Of course, that does not guarantee that the user really does agree to it, or even that he actually read your entire agreement. But at least you can be assured that he really did consent to the terms of your license agreement.

Make Your License Agreement Easy to Find

If you want a user to honor the terms of your license agreement, he has to be able to easily find your license agreement. Though you may have shown him the license agreement when he installed your program, he may have reason to check the terms of your license agreement again at a later date. For example, after using your program for awhile, maybe he is wondering if he is allowed to install it on a second computer, make backup copies, or sell it to someone else.  Whether or not you allow these things should be clearly stated in your license agreement.  Consider making your license agreement easy to find by adding it to the Windows Start Programs menu and/or by adding it to your website.
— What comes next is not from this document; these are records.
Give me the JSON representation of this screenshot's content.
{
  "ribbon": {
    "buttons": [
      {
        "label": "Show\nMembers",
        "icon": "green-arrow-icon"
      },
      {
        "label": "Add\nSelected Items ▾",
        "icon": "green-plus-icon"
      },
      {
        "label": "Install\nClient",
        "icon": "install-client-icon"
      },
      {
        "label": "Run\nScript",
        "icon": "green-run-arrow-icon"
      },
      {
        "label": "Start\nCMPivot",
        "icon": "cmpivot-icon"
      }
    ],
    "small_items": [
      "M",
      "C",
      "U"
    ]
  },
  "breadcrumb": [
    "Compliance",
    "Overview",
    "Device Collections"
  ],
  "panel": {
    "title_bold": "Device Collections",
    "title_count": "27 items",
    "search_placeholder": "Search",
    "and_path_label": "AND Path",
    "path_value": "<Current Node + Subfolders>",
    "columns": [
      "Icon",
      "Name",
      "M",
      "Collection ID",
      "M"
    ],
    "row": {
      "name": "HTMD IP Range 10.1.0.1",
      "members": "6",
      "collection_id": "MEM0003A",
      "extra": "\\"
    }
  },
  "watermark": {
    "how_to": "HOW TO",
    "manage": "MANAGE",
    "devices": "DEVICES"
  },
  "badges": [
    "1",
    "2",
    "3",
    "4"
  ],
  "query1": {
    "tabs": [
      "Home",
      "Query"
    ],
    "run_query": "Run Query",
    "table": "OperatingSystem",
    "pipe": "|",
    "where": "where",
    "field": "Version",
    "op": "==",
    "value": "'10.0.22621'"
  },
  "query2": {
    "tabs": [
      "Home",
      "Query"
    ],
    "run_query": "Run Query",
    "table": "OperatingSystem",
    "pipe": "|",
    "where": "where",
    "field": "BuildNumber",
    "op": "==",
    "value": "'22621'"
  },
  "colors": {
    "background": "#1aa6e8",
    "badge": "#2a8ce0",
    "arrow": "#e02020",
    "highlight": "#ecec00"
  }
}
Conclusion

A license agreement is an important part of making your program market ready. You must make it clear what you will allow and won’t allow the user to do with your program. Then make your license agreement a condition of installing your program, make it easy to read, and make it easy to find. None of this guarantees every user will honor the terms of your license agreement, but at least you will have made the conditions of use known and he will have accepted your terms.

Related posts:

  1. How to Protect Your Software from Piracy
  2. What is Software Deployment?
  3. Create Your Own Icons
  4. Should You Create a Windows .EXE Wrapper for Java Programs?
  5. Integrated Help and a User’s Guide for Your Programs

About the Author


2 Responses to Create a Software License Agreement

  1. [...] the license agreement file, Create a Software License Agreement, the readme.txt file should be a simple text document.  Create the readme.txt file using a simple [...]

  2. [...] Support – Or – NOT How To Remove A Computer Virus – Joe TechThat Damn Trojan HorseCreate a Software License Agreement [...]

More Do-It-Yourself Java Games

More Do-It-Yourself Java Games: An Introduction to Java Graphics and Event-Driven Programming is the second book of the Do-It-Yourself Java Games series. You'll learn to create windows and dialogs, to add buttons and input fields, to use images and drawings, and to respond to keyboard input and mouse clicks and drags. You'll create 10 more games including several puzzles, a dice game, a word game, and a card game.

This book assumes you either have an understanding of basic Java programming or you have read the first book, Do-It-Yourself Java Games: An Introduction to Java Computer Programming. Read more.

Do-It-Yourself Java Games

Do-It-Yourself Java Games: An Introduction to Java Computer Programming uses a unique "discovery learning" approach to teach computer programming: learn Java programming techniques more by doing Java programming than by reading about them.

Through extensive use of fill-in blanks, with easy one-click access to answers, you will be guided to write complete programs yourself, starting with the first lesson. You'll create puzzle and game programs like Choose An Adventure, Secret Code, Hangman, Crazy Eights, and many more, and discover how, when, and why Java programs are written the way they are. Read more

Step-by-Step Tutorial

Many of the tips, techniques, and tools discussed in this blog are demonstrated in a detailed step-by-step tutorial in the book, This Little Program Went to Market, by Annette Godtland.

The book takes a computer program through the entire process of creating, deploying and distributing a program, then selling and marketing it (or any other product) on the Internet. Read more.